In the instant case, the Respondent most likely had knowledge of the Complainant's rights in the WII trademark at the moment he registered the disputed domain name, since the Complainant's trademark is a well-known and widely known trademark. The Respondent's awareness of the Complainant's trademark rights at the time of registration suggests bad faith at the moment of registration (See: Nintendo of America Inc v. Marco Beijen, Beijen Consulting, Pokemon Fan Clubs Org., and Pokemon Fans Unite, WIPO Case No. D2001-1070, where the word POKÉMON was held to be a well-known mark of which the use by someone without any connection or legal relationship with the Complainant suggested opportunistic bad faith and BellSouth Intellectual Property Corporation v. Serena, Axel, WIPO Case No. D2006-0007, where it was held that Respondent acted in bad faith when registering that disputed domain name, because widespread and long-standing advertising and marketing of goods and services under the trademarks in question, the inclusion of the entire trademark in the domain name, and the similarity of products implied by addition of telecommunications services suffix (“voip”), suggested knowledge of Complainant's rights in the trademarks.

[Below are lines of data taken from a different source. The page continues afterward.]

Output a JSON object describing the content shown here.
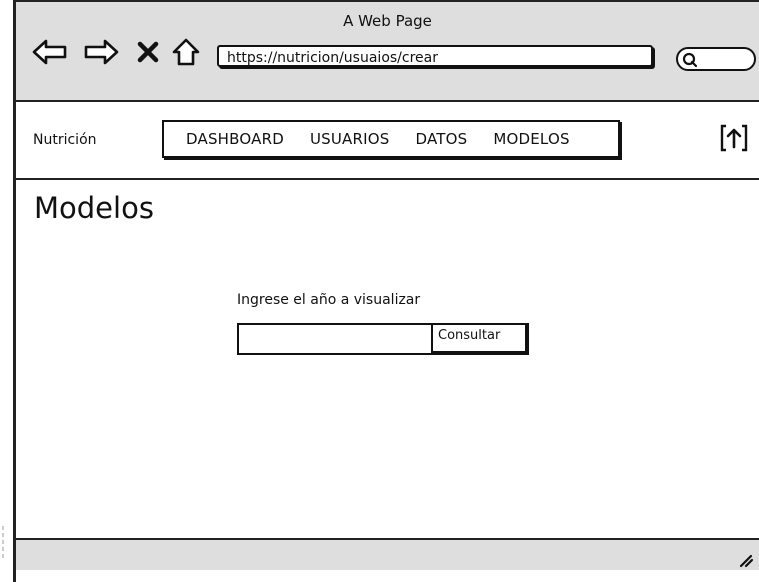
{
  "window": {
    "title": "A Web Page",
    "address": "https://nutricion/usuaios/crear"
  },
  "browser_controls": {
    "back_icon": "arrow-left-outline",
    "forward_icon": "arrow-right-outline",
    "close_icon": "x-mark",
    "home_icon": "house-outline",
    "search_icon": "magnifier"
  },
  "appbar": {
    "brand": "Nutrición",
    "menu": [
      {
        "label": "DASHBOARD"
      },
      {
        "label": "USUARIOS"
      },
      {
        "label": "DATOS"
      },
      {
        "label": "MODELOS"
      }
    ],
    "upload_icon": "upload-arrow"
  },
  "main": {
    "title": "Modelos",
    "prompt": "Ingrese el año a visualizar",
    "year_value": "",
    "button_label": "Consultar"
  },
  "colors": {
    "chrome_gray": "#dedede",
    "ink": "#111111",
    "background": "#ffffff"
  }
}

Since the Respondent must have had knowledge of the Complainant's rights in the WII trademark at the moment he registered the disputed domain name, and since the Respondent had no legitimate interest in the disputed domain name, it is established that the domain name was registered in bad faith.
Moreover it is established that the Respondent registered and used the disputed domain name, including the Complainant's well-known trademark, for the purpose of intentionally attracting users to the Respondent's website by suggesting that the Respondent's website is affiliated with or endorsed by the Complainant. The Respondent obtains commercial benefit through sign-up fees and through sales of pirated, illegal and unauthorized products. Such use constitutes bad faith according to paragraph 4(b)(iv) of the Policy (See also: Milwaukee Radio Alliance, L.L.C. v. WLZR FM LAZER 103, WIPO Case No. D2000-0209, where it was held that there was bad faith where a domain name holder seeks to create an “initial confusion on the part of Internet users with regard to the source” of the domain name and Nokia Corporation v. Nokiagirls.com a.k.a. IBCC, WIPO Case No. D2000-0102, where it was held that Respondent was taking a free ride on the goodwill of Complainant's trademark through the use of a domain name aiming at creating traffic to its website).
These circumstances support a finding of bad faith use pursuant to paragraph 4(b)(iv) of the Policy.
For all the foregoing reasons, in accordance with paragraphs 4(i) of the Policy and 15 of the Rules, the Panel orders that the domain name, <www.unlimitedwiidownloads.com> be transferred to the Complainant.
Flip Jan Claude Petillion
Dated: June 8, 2009